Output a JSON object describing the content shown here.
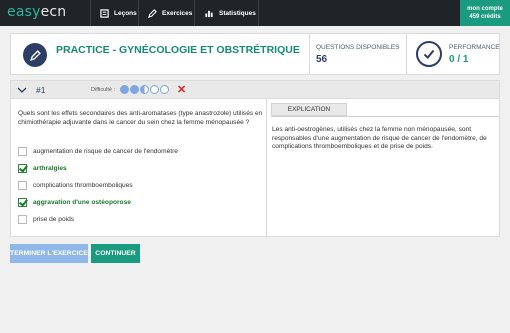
{
  "nav": {
    "logo_part1": "easy",
    "logo_part2": "ecn",
    "items": [
      {
        "label": "Leçons",
        "icon": "book-icon"
      },
      {
        "label": "Exercices",
        "icon": "pencil-icon"
      },
      {
        "label": "Statistiques",
        "icon": "bar-chart-icon"
      }
    ],
    "account_label": "mon compte",
    "account_credits": "459 crédits"
  },
  "header": {
    "title": "PRACTICE - GYNÉCOLOGIE ET OBSTRÉTRIQUE",
    "questions_label": "QUESTIONS DISPONIBLES",
    "questions_value": "56",
    "performance_label": "PERFORMANCE",
    "performance_value": "0 / 1"
  },
  "question": {
    "number": "#1",
    "difficulty_label": "Difficulté :",
    "difficulty_level": 2.5,
    "difficulty_max": 5,
    "result_icon": "cross-icon",
    "text": "Quels sont les effets secondaires des anti-aromatases (type anastrozole) utilisés en chimiothérapie adjuvante dans le cancer du sein chez la femme ménopausée ?",
    "options": [
      {
        "label": "augmentation de risque de cancer de l'endomètre",
        "checked": false,
        "correct": false
      },
      {
        "label": "arthralgies",
        "checked": true,
        "correct": true
      },
      {
        "label": "complications thromboemboliques",
        "checked": false,
        "correct": false
      },
      {
        "label": "aggravation d'une ostéoporose",
        "checked": true,
        "correct": true
      },
      {
        "label": "prise de poids",
        "checked": false,
        "correct": false
      }
    ]
  },
  "explanation": {
    "tab_label": "EXPLICATION",
    "text": "Les anti-oestrogènes, utilisés chez la femme non ménopausée, sont responsables d'une augmentation de risque de cancer de l'endomètre, de complications thromboemboliques et de prise de poids."
  },
  "buttons": {
    "end_label": "TERMINER L'EXERCICE",
    "continue_label": "CONTINUER"
  },
  "colors": {
    "accent": "#1a9a7e",
    "navy": "#2d3e66",
    "correct": "#1d7a2f",
    "error": "#d9211f",
    "end_button": "#8fb8e8"
  }
}
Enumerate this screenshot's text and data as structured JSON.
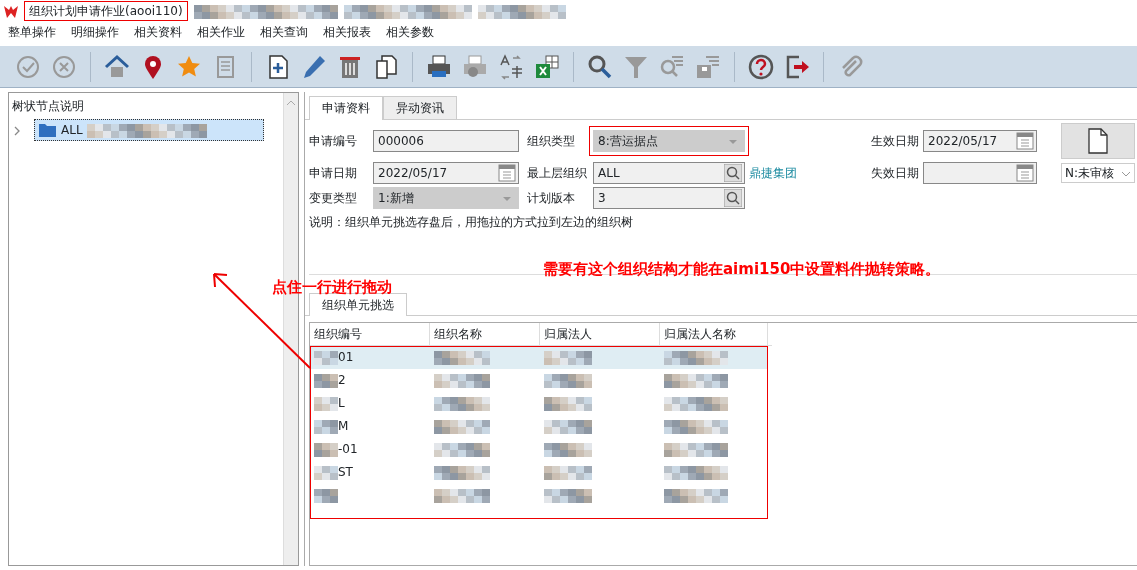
{
  "window": {
    "title": "组织计划申请作业(aooi110)"
  },
  "menu": [
    "整单操作",
    "明细操作",
    "相关资料",
    "相关作业",
    "相关查询",
    "相关报表",
    "相关参数"
  ],
  "tree": {
    "header": "树状节点说明",
    "items": [
      {
        "label": "ALL",
        "expanded": false,
        "selected": true
      }
    ]
  },
  "tabs": [
    {
      "label": "申请资料",
      "selected": true
    },
    {
      "label": "异动资讯",
      "selected": false
    }
  ],
  "form": {
    "fields": [
      {
        "label": "申请编号",
        "value": "000006",
        "kind": "text"
      },
      {
        "label": "组织类型",
        "value": "8:营运据点",
        "kind": "select"
      },
      {
        "label": "生效日期",
        "value": "2022/05/17",
        "kind": "date"
      },
      {
        "label": "申请日期",
        "value": "2022/05/17",
        "kind": "date"
      },
      {
        "label": "最上层组织",
        "value": "ALL",
        "kind": "lookup",
        "link": "鼎捷集团"
      },
      {
        "label": "失效日期",
        "kind": "date"
      },
      {
        "label": "变更类型",
        "value": "1:新增",
        "kind": "select"
      },
      {
        "label": "计划版本",
        "value": "3",
        "kind": "lookup"
      }
    ],
    "note": "说明：组织单元挑选存盘后，用拖拉的方式拉到左边的组织树",
    "status": "N:未审核"
  },
  "lower_tabs": [
    {
      "label": "组织单元挑选",
      "selected": true
    }
  ],
  "table": {
    "columns": [
      "组织编号",
      "组织名称",
      "归属法人",
      "归属法人名称"
    ],
    "rows": [
      {
        "code": "01",
        "selected": true
      },
      {
        "code": "2",
        "selected": false
      },
      {
        "code": "L",
        "selected": false
      },
      {
        "code": "M",
        "selected": false
      },
      {
        "code": "-01",
        "selected": false
      },
      {
        "code": "ST",
        "selected": false
      },
      {
        "selected": false
      }
    ]
  },
  "annotations": [
    {
      "text": "需要有这个组织结构才能在aimi150中设置料件抛转策略。",
      "kind": "note"
    },
    {
      "text": "点住一行进行拖动",
      "kind": "arrow"
    }
  ]
}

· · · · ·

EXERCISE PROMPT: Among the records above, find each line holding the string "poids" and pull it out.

TASK ANSWER:
        "label": "prise de poids",
    "text": "Les anti-oestrogènes, utilisés chez la femme non ménopausée, sont responsables d'une augmentation de risque de cancer de l'endomètre, de complications thromboemboliques et de prise de poids."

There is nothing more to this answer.